(Exercise instructions) The output must reproduce each line of the data word for word.

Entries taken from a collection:

========================================================================

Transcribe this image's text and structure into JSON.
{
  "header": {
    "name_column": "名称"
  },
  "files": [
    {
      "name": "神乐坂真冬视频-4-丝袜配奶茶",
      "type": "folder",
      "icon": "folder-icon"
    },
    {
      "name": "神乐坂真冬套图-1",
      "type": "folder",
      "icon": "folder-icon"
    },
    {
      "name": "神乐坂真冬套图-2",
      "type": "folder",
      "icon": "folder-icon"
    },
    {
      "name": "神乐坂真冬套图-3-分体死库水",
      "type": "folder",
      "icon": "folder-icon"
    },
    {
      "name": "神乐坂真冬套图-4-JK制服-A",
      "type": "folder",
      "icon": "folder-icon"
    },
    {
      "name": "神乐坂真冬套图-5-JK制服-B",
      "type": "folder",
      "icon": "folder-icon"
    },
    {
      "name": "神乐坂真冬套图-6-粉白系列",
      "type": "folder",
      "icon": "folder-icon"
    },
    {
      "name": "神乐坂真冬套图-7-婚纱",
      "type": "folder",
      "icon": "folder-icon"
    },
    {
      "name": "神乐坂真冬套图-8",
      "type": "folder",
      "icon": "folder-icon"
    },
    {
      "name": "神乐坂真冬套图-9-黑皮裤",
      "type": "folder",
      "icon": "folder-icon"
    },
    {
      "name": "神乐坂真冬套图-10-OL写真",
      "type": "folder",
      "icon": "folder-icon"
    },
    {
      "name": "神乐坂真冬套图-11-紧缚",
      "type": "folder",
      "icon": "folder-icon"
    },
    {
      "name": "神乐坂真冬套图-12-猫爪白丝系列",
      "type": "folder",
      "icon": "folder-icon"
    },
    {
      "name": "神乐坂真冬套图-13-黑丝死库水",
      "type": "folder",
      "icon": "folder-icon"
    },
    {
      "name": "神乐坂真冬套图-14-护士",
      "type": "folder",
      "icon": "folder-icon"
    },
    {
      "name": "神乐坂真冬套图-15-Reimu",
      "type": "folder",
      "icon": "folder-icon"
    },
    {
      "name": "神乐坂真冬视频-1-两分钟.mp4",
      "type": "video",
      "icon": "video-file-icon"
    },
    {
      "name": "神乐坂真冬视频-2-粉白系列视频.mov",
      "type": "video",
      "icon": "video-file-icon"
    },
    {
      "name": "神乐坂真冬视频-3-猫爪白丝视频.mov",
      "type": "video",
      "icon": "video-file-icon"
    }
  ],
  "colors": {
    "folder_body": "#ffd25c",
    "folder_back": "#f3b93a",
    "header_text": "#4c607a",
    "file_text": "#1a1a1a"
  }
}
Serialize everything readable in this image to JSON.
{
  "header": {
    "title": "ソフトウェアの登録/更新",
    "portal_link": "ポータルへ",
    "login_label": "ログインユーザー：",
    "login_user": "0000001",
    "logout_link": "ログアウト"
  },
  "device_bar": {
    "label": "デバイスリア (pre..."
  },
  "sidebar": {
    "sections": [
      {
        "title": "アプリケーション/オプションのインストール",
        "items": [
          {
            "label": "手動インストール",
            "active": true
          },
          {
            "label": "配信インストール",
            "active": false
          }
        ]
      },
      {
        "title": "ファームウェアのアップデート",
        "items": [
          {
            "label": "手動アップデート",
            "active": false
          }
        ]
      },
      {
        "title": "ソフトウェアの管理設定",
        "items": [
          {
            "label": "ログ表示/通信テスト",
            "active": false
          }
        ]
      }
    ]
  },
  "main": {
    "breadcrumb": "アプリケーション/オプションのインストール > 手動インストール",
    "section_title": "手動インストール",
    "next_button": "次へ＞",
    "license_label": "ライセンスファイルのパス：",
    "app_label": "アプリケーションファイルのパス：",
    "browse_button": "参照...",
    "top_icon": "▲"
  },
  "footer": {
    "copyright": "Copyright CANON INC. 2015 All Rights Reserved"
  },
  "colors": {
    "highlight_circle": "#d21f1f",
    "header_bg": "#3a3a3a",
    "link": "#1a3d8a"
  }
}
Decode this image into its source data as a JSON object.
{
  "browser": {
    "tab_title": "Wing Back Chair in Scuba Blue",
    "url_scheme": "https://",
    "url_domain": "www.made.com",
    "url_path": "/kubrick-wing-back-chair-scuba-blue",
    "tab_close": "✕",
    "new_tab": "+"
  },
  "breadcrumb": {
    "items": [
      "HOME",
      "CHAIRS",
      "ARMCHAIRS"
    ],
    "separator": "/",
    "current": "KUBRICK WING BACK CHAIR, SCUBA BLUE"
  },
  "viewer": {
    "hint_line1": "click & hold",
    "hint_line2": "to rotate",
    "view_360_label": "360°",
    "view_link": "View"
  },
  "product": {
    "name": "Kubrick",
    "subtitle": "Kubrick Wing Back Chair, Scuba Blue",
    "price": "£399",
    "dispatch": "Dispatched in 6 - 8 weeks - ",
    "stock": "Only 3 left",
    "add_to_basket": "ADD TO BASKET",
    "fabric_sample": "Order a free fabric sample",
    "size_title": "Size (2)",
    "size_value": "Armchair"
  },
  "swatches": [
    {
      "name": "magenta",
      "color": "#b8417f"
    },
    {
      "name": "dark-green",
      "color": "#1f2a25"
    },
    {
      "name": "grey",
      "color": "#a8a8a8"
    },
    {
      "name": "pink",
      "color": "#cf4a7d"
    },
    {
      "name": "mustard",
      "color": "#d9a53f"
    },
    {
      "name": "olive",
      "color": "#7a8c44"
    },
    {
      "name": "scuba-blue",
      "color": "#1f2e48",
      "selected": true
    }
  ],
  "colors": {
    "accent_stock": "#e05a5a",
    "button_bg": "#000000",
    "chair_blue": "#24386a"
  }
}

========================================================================

(Problem solution)
Transcribe this image's text and structure into JSON.
{
  "header": {
    "name_column": "名称"
  },
  "files": [
    {
      "name": "神乐坂真冬视频-4-丝袜配奶茶",
      "type": "folder",
      "icon": "folder-icon"
    },
    {
      "name": "神乐坂真冬套图-1",
      "type": "folder",
      "icon": "folder-icon"
    },
    {
      "name": "神乐坂真冬套图-2",
      "type": "folder",
      "icon": "folder-icon"
    },
    {
      "name": "神乐坂真冬套图-3-分体死库水",
      "type": "folder",
      "icon": "folder-icon"
    },
    {
      "name": "神乐坂真冬套图-4-JK制服-A",
      "type": "folder",
      "icon": "folder-icon"
    },
    {
      "name": "神乐坂真冬套图-5-JK制服-B",
      "type": "folder",
      "icon": "folder-icon"
    },
    {
      "name": "神乐坂真冬套图-6-粉白系列",
      "type": "folder",
      "icon": "folder-icon"
    },
    {
      "name": "神乐坂真冬套图-7-婚纱",
      "type": "folder",
      "icon": "folder-icon"
    },
    {
      "name": "神乐坂真冬套图-8",
      "type": "folder",
      "icon": "folder-icon"
    },
    {
      "name": "神乐坂真冬套图-9-黑皮裤",
      "type": "folder",
      "icon": "folder-icon"
    },
    {
      "name": "神乐坂真冬套图-10-OL写真",
      "type": "folder",
      "icon": "folder-icon"
    },
    {
      "name": "神乐坂真冬套图-11-紧缚",
      "type": "folder",
      "icon": "folder-icon"
    },
    {
      "name": "神乐坂真冬套图-12-猫爪白丝系列",
      "type": "folder",
      "icon": "folder-icon"
    },
    {
      "name": "神乐坂真冬套图-13-黑丝死库水",
      "type": "folder",
      "icon": "folder-icon"
    },
    {
      "name": "神乐坂真冬套图-14-护士",
      "type": "folder",
      "icon": "folder-icon"
    },
    {
      "name": "神乐坂真冬套图-15-Reimu",
      "type": "folder",
      "icon": "folder-icon"
    },
    {
      "name": "神乐坂真冬视频-1-两分钟.mp4",
      "type": "video",
      "icon": "video-file-icon"
    },
    {
      "name": "神乐坂真冬视频-2-粉白系列视频.mov",
      "type": "video",
      "icon": "video-file-icon"
    },
    {
      "name": "神乐坂真冬视频-3-猫爪白丝视频.mov",
      "type": "video",
      "icon": "video-file-icon"
    }
  ],
  "colors": {
    "folder_body": "#ffd25c",
    "folder_back": "#f3b93a",
    "header_text": "#4c607a",
    "file_text": "#1a1a1a"
  }
}
Serialize everything readable in this image to JSON.
{
  "header": {
    "title": "ソフトウェアの登録/更新",
    "portal_link": "ポータルへ",
    "login_label": "ログインユーザー：",
    "login_user": "0000001",
    "logout_link": "ログアウト"
  },
  "device_bar": {
    "label": "デバイスリア (pre..."
  },
  "sidebar": {
    "sections": [
      {
        "title": "アプリケーション/オプションのインストール",
        "items": [
          {
            "label": "手動インストール",
            "active": true
          },
          {
            "label": "配信インストール",
            "active": false
          }
        ]
      },
      {
        "title": "ファームウェアのアップデート",
        "items": [
          {
            "label": "手動アップデート",
            "active": false
          }
        ]
      },
      {
        "title": "ソフトウェアの管理設定",
        "items": [
          {
            "label": "ログ表示/通信テスト",
            "active": false
          }
        ]
      }
    ]
  },
  "main": {
    "breadcrumb": "アプリケーション/オプションのインストール > 手動インストール",
    "section_title": "手動インストール",
    "next_button": "次へ＞",
    "license_label": "ライセンスファイルのパス：",
    "app_label": "アプリケーションファイルのパス：",
    "browse_button": "参照...",
    "top_icon": "▲"
  },
  "footer": {
    "copyright": "Copyright CANON INC. 2015 All Rights Reserved"
  },
  "colors": {
    "highlight_circle": "#d21f1f",
    "header_bg": "#3a3a3a",
    "link": "#1a3d8a"
  }
}
Decode this image into its source data as a JSON object.
{
  "browser": {
    "tab_title": "Wing Back Chair in Scuba Blue",
    "url_scheme": "https://",
    "url_domain": "www.made.com",
    "url_path": "/kubrick-wing-back-chair-scuba-blue",
    "tab_close": "✕",
    "new_tab": "+"
  },
  "breadcrumb": {
    "items": [
      "HOME",
      "CHAIRS",
      "ARMCHAIRS"
    ],
    "separator": "/",
    "current": "KUBRICK WING BACK CHAIR, SCUBA BLUE"
  },
  "viewer": {
    "hint_line1": "click & hold",
    "hint_line2": "to rotate",
    "view_360_label": "360°",
    "view_link": "View"
  },
  "product": {
    "name": "Kubrick",
    "subtitle": "Kubrick Wing Back Chair, Scuba Blue",
    "price": "£399",
    "dispatch": "Dispatched in 6 - 8 weeks - ",
    "stock": "Only 3 left",
    "add_to_basket": "ADD TO BASKET",
    "fabric_sample": "Order a free fabric sample",
    "size_title": "Size (2)",
    "size_value": "Armchair"
  },
  "swatches": [
    {
      "name": "magenta",
      "color": "#b8417f"
    },
    {
      "name": "dark-green",
      "color": "#1f2a25"
    },
    {
      "name": "grey",
      "color": "#a8a8a8"
    },
    {
      "name": "pink",
      "color": "#cf4a7d"
    },
    {
      "name": "mustard",
      "color": "#d9a53f"
    },
    {
      "name": "olive",
      "color": "#7a8c44"
    },
    {
      "name": "scuba-blue",
      "color": "#1f2e48",
      "selected": true
    }
  ],
  "colors": {
    "accent_stock": "#e05a5a",
    "button_bg": "#000000",
    "chair_blue": "#24386a"
  }
}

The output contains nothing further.